Dusty and The Big Bad World was fantastic; funny, emotive, sensitive and political. A brief synopsis is on the website, but I really hope this play gets a second production somewhere as it was too good not to be seen by a greater audience.
Saving the best until last and again in a theatrical context, Wednesday brought about Twelfth Night. Anyone who has seen my twitter account will know my reaction to this but for everyone else, IT WAS AMAZING.
I had seen the posters around the city and they had caught my eye because of the wonderful (as usual) design by Pentagram
and the fact that Anne Hathaway was in the show. As I was in Manhattan early on Wednesday I decided to take a chance and join the line for free tickets, yes I did say free. I got there at 9:30am, tickets were distributed at 1pm, yet the line began at 3am. That is dedication! But for the chance to see an Oscar Nominee in her professional Shakespeare debut I could understand it. The idea of bringing Shakespeare outdoors and making it so accessible (if you can stomach the wait) is such a brilliant idea and the show did not disappoint. I'm no theatre critic (despite the previous blog entries) so I'll leave the reviews to the experts: New York Times Theatre Review but I found it magical and yes I did buy a poster!
Finally it's a frivolous day today; the Gossip Girl tour.
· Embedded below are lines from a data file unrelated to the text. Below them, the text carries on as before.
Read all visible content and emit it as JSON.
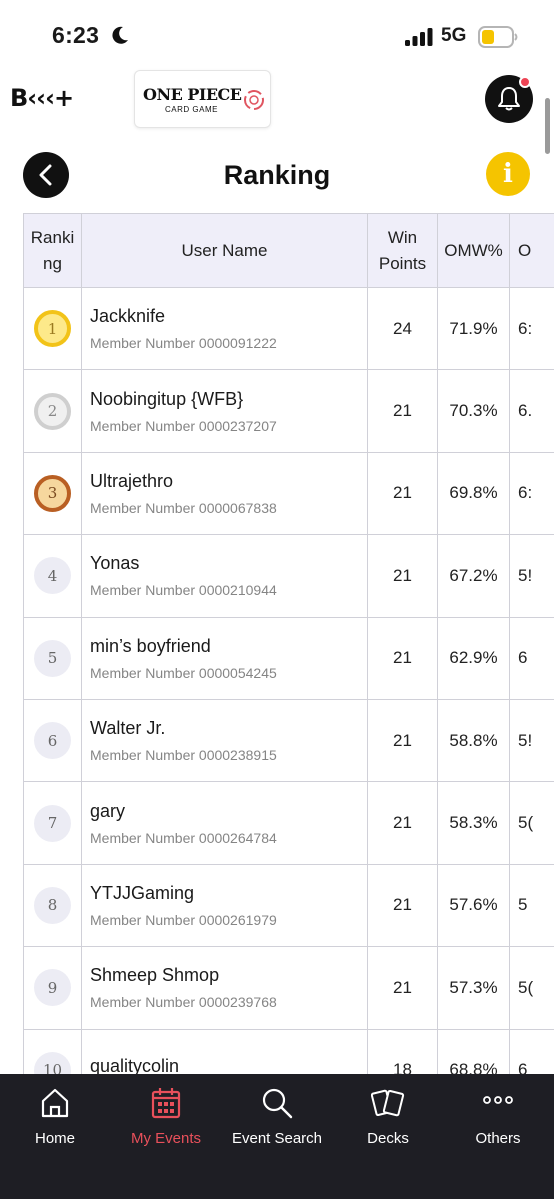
{
  "status_bar": {
    "time": "6:23",
    "network": "5G"
  },
  "header": {
    "brand": "B‹‹‹+",
    "game_logo_title": "ONE PIECE",
    "game_logo_subtitle": "CARD GAME",
    "has_notification": true,
    "accent_color": "#ee4455"
  },
  "page": {
    "title": "Ranking",
    "info_label": "i"
  },
  "table": {
    "headers": {
      "rank_line1": "Ranki",
      "rank_line2": "ng",
      "user": "User Name",
      "win_line1": "Win",
      "win_line2": "Points",
      "omw": "OMW%",
      "cut": "O"
    },
    "rows": [
      {
        "rank": "1",
        "name": "Jackknife",
        "member": "Member Number 0000091222",
        "win": "24",
        "omw": "71.9%",
        "cut": "6:"
      },
      {
        "rank": "2",
        "name": "Noobingitup {WFB}",
        "member": "Member Number 0000237207",
        "win": "21",
        "omw": "70.3%",
        "cut": "6."
      },
      {
        "rank": "3",
        "name": "Ultrajethro",
        "member": "Member Number 0000067838",
        "win": "21",
        "omw": "69.8%",
        "cut": "6:"
      },
      {
        "rank": "4",
        "name": "Yonas",
        "member": "Member Number 0000210944",
        "win": "21",
        "omw": "67.2%",
        "cut": "5!"
      },
      {
        "rank": "5",
        "name": "min’s boyfriend",
        "member": "Member Number 0000054245",
        "win": "21",
        "omw": "62.9%",
        "cut": "6"
      },
      {
        "rank": "6",
        "name": "Walter Jr.",
        "member": "Member Number 0000238915",
        "win": "21",
        "omw": "58.8%",
        "cut": "5!"
      },
      {
        "rank": "7",
        "name": "gary",
        "member": "Member Number 0000264784",
        "win": "21",
        "omw": "58.3%",
        "cut": "5("
      },
      {
        "rank": "8",
        "name": "YTJJGaming",
        "member": "Member Number 0000261979",
        "win": "21",
        "omw": "57.6%",
        "cut": "5"
      },
      {
        "rank": "9",
        "name": "Shmeep Shmop",
        "member": "Member Number 0000239768",
        "win": "21",
        "omw": "57.3%",
        "cut": "5("
      },
      {
        "rank": "10",
        "name": "qualitycolin",
        "member": "",
        "win": "18",
        "omw": "68.8%",
        "cut": "6"
      }
    ]
  },
  "bottom_nav": {
    "items": [
      {
        "label": "Home",
        "icon": "home-icon"
      },
      {
        "label": "My Events",
        "icon": "calendar-icon"
      },
      {
        "label": "Event Search",
        "icon": "search-icon"
      },
      {
        "label": "Decks",
        "icon": "cards-icon"
      },
      {
        "label": "Others",
        "icon": "more-icon"
      }
    ],
    "active_index": 1,
    "active_color": "#e8505b"
  }
}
Ha. And as it's Ed Westwick's birthday tomorrow (apparently) it is a specially themed Chuck tour where all participants have to get dressed up as their favourite character. Decisions, decisions....
(images courtesy of RGA website, Mike Joyce of Stereotype Design, the NYT online photo gallery and Pentagram's website)